"It's a disgrace. We could do it, but won't," said Per Pinstrup-Andersen, chair of the Science Council of the Consultative Group on International Agricultural Research (CGIAR).

Addressing journalists at CGIAR's annual meeting, Pinstrup-Andersen said there has been "too much rhetoric and too little action. An immense amount of talk, internationally, is not being followed up by policymakers".

He said that the key to helping people escape poverty and hunger was science — both through modern approaches, such as biotechnology, and by finding applications for farmers' traditional knowledge.

But he said that too little is being invested in agricultural research in developing countries to give any hope of achieving the United Nations Millennium Development Goal of halving the proportion of people who are hungry by 2015.

According to Pinstrup-Andersen, these nations spend on average 0.5 per cent of the value of their agricultural output on research in the sector. The United States spends five per cent.

"Developing countries should increase investment to two per cent," he said, adding that the lack of funding was particularly acute in sub-Saharan Africa.

Pinstrup-Andersen said that if the world is serious about tackling hunger it "must get its act together", adding that "the resources are there but the political will is not".

His warning came the day after Joachim von Braun, director-general of the International Food Policy Research Institute — one of the 15 CGIAR research centres — presented an overview of the world food situation.

Von Braun said that large developing countries — including Brazil, China, and India — have all increased their food production, but "we see little or no progress in much of Africa".

The IFPRI report, The World Food Situation - An overview, says the number of hungry people in sub-Saharan Africa has increased by 20 per cent since 1990.

In 2000, the leaders of 191 nations adopted the UN Millennium Development Goals.

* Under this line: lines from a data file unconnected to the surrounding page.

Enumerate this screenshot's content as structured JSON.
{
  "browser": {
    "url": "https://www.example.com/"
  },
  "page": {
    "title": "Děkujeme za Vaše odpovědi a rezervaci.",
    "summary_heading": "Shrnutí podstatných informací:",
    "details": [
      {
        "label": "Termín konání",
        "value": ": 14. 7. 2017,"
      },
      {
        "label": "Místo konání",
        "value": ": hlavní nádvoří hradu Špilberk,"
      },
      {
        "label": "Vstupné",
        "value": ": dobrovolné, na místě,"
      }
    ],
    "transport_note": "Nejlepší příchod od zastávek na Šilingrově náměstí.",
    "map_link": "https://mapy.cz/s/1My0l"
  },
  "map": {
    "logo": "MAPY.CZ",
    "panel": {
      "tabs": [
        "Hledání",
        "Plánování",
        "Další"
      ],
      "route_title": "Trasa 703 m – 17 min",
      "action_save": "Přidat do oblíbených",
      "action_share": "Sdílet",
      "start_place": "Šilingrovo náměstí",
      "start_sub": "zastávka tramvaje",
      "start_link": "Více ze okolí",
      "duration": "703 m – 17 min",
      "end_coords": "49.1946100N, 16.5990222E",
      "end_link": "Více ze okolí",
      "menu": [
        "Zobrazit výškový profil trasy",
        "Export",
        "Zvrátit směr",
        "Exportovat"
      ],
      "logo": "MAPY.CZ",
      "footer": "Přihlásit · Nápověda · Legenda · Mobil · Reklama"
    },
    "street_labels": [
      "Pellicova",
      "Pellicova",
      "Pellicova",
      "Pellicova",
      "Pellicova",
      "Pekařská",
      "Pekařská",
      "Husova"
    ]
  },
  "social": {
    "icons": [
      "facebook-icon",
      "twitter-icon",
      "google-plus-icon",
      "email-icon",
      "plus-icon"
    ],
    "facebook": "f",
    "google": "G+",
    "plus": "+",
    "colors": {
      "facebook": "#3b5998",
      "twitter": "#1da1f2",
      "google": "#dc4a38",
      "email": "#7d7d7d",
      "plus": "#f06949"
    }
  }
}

These eight targets — including halving hunger — are to be achieved by 2015.

"If the Millennium Development Goals are not met, the international community risks losing what little credibility is has left — which is not much," said Pinstrup-Andersen.

CGIAR is an international alliance of governments and donor agencies that funds agricultural research in developing countries.